*TASK STATEMENT:*
Your result should be the lines holding the word "long", copied from the entries below.

*DATA PROVIDED:*
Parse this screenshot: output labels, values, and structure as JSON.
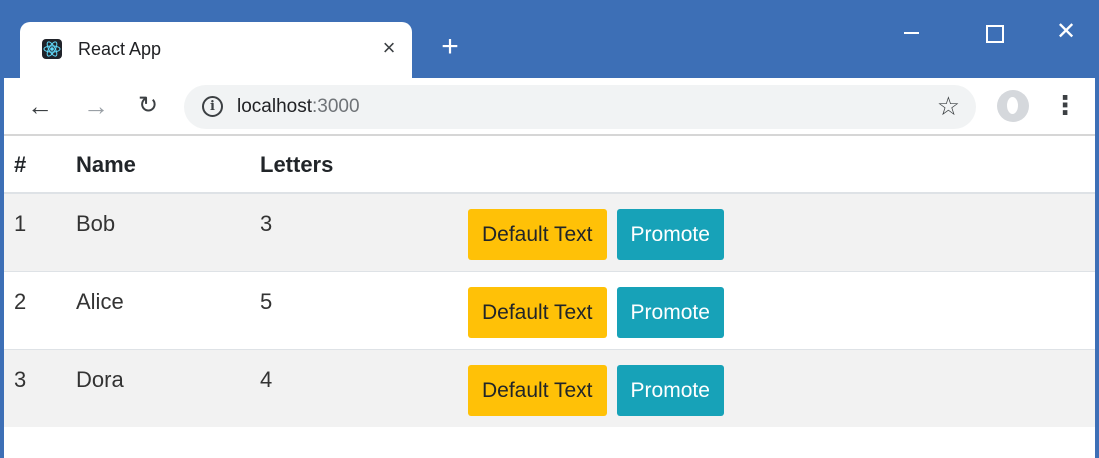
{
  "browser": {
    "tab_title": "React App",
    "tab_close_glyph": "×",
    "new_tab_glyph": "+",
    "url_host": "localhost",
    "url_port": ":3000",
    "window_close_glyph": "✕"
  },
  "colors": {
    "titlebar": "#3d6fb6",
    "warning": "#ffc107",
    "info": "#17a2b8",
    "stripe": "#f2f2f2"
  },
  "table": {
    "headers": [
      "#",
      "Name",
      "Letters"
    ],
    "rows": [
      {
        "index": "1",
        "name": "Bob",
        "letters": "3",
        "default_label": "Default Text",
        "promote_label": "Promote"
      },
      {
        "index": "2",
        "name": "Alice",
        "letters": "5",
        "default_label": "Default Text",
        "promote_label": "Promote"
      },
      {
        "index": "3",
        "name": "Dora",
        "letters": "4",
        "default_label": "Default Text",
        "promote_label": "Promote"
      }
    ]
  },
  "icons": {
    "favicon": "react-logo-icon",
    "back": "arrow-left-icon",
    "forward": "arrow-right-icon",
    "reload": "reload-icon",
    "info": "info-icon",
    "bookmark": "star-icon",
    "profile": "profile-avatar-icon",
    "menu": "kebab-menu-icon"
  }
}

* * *

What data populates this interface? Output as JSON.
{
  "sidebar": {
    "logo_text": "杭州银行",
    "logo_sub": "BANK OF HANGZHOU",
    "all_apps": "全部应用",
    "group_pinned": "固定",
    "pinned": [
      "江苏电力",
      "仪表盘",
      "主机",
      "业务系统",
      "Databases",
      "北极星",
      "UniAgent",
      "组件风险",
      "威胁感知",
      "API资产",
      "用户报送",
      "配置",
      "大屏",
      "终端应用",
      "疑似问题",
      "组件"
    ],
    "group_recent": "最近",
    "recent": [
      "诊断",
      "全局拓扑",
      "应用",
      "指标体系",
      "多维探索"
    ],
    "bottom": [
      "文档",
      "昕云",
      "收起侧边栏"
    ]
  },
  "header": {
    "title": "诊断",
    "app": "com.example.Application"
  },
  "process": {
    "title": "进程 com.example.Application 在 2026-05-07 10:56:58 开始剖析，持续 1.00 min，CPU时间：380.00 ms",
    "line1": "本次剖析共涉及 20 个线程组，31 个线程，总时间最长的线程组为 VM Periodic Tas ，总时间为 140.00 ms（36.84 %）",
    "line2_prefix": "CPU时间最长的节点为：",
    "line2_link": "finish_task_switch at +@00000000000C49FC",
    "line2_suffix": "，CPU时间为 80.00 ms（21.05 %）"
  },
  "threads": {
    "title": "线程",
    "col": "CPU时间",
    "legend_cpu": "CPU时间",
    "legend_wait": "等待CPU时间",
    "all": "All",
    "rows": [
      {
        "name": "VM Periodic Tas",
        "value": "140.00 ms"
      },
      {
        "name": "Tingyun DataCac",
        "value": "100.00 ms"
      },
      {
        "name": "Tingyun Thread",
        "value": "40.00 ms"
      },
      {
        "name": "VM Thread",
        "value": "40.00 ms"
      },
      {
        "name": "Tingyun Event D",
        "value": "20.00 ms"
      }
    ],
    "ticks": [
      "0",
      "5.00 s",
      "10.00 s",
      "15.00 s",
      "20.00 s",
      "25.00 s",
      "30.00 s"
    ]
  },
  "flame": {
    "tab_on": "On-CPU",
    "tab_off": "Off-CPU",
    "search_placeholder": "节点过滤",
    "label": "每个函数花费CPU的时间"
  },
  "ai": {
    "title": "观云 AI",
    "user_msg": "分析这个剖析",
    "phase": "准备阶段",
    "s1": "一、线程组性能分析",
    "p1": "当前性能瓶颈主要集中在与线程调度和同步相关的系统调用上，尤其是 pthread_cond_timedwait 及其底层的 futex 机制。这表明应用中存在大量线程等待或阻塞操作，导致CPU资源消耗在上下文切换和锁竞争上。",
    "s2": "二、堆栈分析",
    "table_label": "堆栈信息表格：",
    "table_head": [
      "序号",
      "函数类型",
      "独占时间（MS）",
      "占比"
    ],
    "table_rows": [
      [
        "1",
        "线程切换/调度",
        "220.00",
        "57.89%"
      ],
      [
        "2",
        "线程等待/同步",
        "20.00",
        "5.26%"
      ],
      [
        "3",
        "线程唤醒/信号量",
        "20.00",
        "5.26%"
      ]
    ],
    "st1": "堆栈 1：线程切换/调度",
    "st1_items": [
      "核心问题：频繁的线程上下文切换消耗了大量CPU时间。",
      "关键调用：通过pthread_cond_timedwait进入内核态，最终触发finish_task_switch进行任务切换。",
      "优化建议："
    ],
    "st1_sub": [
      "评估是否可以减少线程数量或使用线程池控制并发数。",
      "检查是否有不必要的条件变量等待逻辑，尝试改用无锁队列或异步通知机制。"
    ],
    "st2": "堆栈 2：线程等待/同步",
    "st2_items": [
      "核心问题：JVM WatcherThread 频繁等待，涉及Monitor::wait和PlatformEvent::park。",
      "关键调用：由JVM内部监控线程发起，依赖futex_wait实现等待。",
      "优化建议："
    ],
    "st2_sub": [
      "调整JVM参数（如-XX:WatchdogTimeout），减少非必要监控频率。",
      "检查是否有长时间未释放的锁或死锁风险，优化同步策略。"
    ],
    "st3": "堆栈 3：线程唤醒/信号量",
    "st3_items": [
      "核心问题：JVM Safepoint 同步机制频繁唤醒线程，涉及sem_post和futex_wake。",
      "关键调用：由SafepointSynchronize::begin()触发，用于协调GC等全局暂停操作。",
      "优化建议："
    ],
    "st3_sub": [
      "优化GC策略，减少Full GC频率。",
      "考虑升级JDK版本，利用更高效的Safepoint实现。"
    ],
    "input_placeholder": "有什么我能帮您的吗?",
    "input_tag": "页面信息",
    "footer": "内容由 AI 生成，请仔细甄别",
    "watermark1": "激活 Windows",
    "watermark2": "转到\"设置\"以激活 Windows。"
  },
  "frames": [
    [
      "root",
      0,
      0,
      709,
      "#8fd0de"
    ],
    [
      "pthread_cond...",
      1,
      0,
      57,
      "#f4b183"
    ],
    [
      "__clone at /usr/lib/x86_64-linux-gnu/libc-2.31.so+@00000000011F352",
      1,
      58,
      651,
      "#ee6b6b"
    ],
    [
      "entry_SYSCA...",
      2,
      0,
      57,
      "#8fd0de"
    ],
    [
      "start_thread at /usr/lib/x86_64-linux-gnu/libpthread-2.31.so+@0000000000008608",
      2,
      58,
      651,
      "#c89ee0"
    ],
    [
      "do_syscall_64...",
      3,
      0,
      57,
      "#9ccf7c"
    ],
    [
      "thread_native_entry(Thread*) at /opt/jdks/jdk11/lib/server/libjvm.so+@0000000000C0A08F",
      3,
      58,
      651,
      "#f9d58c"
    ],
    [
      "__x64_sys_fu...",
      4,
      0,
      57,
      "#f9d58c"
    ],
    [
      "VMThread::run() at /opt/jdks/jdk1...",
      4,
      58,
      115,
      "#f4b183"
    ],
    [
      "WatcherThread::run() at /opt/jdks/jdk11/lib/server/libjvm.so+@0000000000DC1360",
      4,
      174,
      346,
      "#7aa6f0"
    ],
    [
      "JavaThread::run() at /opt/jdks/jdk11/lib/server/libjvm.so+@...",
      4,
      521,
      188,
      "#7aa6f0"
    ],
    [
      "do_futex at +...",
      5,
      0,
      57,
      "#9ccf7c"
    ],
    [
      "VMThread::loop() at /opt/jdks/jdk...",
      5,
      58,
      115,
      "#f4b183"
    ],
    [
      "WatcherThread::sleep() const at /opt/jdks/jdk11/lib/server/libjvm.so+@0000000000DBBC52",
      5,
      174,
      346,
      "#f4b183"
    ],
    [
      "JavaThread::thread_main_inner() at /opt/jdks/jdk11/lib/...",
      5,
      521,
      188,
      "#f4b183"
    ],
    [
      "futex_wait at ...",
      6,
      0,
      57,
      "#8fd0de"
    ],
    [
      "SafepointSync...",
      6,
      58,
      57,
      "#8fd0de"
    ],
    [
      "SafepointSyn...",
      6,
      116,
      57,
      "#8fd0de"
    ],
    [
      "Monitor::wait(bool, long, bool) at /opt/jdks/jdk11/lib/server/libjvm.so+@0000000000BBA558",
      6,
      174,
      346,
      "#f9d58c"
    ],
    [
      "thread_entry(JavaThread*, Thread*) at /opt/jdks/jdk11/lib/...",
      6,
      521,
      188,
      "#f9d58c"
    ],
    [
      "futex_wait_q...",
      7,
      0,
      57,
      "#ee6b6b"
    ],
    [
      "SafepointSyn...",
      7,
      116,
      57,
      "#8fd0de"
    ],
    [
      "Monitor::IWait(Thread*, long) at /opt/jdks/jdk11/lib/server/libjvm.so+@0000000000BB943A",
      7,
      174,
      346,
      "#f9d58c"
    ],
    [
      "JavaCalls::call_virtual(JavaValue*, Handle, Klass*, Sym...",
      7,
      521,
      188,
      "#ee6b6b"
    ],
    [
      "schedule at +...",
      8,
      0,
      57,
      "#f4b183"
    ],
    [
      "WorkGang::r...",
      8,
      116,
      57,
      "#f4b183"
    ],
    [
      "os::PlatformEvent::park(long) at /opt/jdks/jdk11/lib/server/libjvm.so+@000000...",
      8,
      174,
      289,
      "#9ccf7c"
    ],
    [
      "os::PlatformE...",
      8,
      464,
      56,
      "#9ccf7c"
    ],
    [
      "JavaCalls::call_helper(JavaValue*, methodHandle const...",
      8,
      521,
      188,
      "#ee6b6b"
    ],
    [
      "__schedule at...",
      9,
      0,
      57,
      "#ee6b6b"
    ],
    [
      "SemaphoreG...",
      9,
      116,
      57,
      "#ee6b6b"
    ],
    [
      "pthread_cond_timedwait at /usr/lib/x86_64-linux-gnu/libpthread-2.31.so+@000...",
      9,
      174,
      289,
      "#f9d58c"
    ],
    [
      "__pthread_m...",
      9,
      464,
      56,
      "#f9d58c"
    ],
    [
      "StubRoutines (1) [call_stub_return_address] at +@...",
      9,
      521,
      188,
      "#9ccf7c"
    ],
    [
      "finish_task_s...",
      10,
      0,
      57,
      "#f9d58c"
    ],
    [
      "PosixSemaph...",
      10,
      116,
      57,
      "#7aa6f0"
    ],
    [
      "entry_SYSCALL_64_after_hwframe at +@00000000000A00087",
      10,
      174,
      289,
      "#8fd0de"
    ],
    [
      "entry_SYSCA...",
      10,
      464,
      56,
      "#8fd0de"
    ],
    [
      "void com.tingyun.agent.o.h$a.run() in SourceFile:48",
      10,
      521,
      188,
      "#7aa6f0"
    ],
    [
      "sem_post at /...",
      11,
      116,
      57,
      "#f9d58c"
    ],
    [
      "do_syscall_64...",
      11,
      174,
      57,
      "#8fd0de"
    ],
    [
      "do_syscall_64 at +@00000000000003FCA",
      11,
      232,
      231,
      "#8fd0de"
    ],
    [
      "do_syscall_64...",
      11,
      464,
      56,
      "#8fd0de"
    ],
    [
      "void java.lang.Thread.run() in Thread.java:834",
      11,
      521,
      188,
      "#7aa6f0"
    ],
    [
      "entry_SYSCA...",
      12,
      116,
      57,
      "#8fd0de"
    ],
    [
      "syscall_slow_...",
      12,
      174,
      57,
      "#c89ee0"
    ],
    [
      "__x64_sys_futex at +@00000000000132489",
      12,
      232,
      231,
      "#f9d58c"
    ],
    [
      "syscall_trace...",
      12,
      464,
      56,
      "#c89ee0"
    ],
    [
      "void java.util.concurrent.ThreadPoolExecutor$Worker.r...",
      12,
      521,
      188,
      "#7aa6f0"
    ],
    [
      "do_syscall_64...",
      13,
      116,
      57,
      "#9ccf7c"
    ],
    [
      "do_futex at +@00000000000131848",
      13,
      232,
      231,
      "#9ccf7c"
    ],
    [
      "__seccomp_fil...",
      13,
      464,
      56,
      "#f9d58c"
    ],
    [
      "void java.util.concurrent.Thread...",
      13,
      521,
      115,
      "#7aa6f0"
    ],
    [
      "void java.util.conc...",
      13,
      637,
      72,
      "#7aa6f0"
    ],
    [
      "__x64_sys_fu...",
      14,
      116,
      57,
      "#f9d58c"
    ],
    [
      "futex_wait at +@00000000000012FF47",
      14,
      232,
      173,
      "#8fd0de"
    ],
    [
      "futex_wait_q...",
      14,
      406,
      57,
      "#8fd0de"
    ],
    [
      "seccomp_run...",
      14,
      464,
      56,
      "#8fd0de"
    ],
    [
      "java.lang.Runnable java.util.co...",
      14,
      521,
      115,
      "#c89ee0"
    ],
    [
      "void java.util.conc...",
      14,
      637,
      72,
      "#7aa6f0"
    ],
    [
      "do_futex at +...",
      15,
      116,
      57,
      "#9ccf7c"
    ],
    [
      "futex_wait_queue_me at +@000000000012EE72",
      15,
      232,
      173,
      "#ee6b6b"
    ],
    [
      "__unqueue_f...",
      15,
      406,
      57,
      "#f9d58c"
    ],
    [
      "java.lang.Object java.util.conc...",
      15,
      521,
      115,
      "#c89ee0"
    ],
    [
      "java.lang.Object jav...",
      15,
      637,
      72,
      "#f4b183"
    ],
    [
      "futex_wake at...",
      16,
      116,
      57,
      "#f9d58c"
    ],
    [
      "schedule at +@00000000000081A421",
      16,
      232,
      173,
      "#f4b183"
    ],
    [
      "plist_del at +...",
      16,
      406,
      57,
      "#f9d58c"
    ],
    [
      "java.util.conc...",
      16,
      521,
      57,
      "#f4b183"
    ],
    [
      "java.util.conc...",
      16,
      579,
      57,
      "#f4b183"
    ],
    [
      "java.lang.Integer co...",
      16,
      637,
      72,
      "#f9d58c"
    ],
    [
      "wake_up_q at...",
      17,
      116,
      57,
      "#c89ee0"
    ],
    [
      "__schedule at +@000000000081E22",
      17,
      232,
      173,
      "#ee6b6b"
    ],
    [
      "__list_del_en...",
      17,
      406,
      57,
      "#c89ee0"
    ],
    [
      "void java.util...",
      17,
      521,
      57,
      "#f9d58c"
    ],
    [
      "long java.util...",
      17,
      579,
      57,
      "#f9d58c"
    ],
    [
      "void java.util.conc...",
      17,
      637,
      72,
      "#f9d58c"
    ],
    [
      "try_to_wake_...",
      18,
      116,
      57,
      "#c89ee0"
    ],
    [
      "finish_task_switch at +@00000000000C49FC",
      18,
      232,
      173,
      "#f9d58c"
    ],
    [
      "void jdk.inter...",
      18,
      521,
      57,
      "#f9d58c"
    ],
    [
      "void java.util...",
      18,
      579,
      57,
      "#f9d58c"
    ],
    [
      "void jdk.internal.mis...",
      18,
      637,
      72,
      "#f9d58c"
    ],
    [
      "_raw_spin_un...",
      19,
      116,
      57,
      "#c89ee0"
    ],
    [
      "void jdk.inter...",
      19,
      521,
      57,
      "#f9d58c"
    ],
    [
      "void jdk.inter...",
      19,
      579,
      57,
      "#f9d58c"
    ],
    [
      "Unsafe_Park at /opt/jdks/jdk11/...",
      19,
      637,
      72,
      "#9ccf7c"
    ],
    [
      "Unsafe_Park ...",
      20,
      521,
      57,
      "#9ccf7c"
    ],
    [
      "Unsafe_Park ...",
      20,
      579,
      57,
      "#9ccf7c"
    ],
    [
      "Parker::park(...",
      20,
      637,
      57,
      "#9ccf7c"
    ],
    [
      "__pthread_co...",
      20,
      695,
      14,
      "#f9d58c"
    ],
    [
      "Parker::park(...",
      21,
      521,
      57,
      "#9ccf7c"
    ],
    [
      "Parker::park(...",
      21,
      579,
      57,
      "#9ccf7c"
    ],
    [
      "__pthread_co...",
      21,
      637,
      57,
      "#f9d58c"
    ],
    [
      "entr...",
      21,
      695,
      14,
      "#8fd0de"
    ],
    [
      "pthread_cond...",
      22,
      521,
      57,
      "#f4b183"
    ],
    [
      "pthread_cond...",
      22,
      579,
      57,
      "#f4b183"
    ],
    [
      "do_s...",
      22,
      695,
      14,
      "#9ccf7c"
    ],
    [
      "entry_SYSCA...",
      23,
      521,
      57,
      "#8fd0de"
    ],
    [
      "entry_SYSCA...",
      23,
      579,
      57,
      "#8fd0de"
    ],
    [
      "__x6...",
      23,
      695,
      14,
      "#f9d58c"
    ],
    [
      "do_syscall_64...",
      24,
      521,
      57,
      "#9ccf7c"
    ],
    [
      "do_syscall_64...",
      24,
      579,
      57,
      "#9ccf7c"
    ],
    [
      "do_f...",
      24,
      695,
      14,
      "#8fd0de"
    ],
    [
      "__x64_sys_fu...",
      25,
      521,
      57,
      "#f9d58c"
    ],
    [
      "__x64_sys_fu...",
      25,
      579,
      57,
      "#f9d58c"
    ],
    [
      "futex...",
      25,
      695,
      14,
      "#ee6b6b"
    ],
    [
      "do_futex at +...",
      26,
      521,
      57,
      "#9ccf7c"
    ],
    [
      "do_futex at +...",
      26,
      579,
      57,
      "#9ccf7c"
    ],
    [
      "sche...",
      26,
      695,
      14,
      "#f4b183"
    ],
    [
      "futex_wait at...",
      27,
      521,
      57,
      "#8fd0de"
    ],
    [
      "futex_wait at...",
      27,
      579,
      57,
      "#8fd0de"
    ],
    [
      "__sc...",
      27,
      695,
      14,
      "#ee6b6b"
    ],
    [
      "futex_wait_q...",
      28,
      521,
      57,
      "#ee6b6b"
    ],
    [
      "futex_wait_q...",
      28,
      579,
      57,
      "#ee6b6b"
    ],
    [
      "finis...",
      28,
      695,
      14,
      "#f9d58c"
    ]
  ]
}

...

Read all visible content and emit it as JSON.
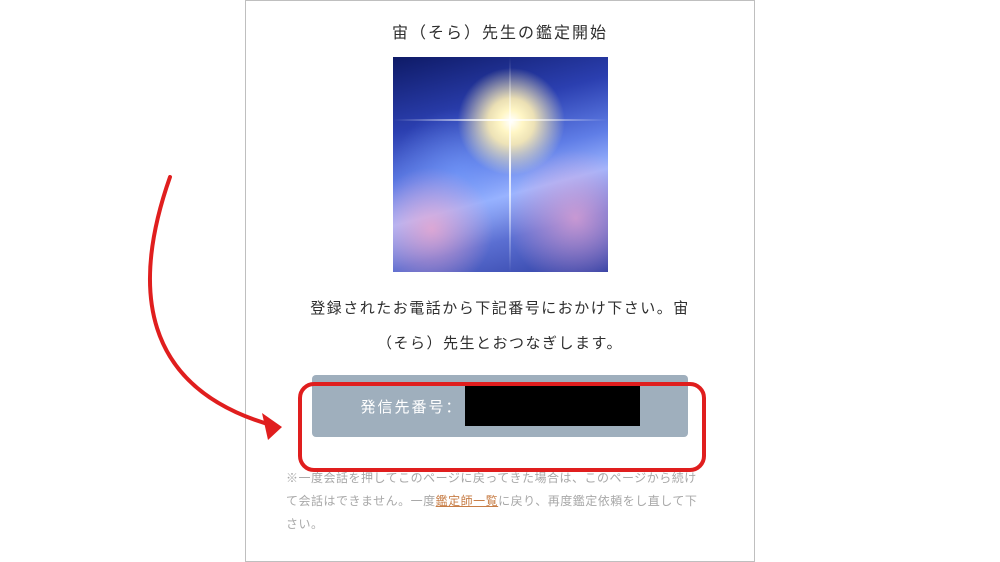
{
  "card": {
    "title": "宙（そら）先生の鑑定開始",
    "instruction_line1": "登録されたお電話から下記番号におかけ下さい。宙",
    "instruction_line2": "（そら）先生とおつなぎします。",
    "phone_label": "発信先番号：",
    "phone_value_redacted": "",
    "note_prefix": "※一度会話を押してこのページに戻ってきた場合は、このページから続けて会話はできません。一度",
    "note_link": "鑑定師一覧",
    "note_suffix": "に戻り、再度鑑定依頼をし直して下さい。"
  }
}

*ANSWER FOR THIS EXERCISE:*
      "Monitor::wait(bool, long, bool) at /opt/jdks/jdk11/lib/server/libjvm.so+@0000000000BBA558",
      "Monitor::IWait(Thread*, long) at /opt/jdks/jdk11/lib/server/libjvm.so+@0000000000BB943A",
      "os::PlatformEvent::park(long) at /opt/jdks/jdk11/lib/server/libjvm.so+@000000...",
      "long java.util...",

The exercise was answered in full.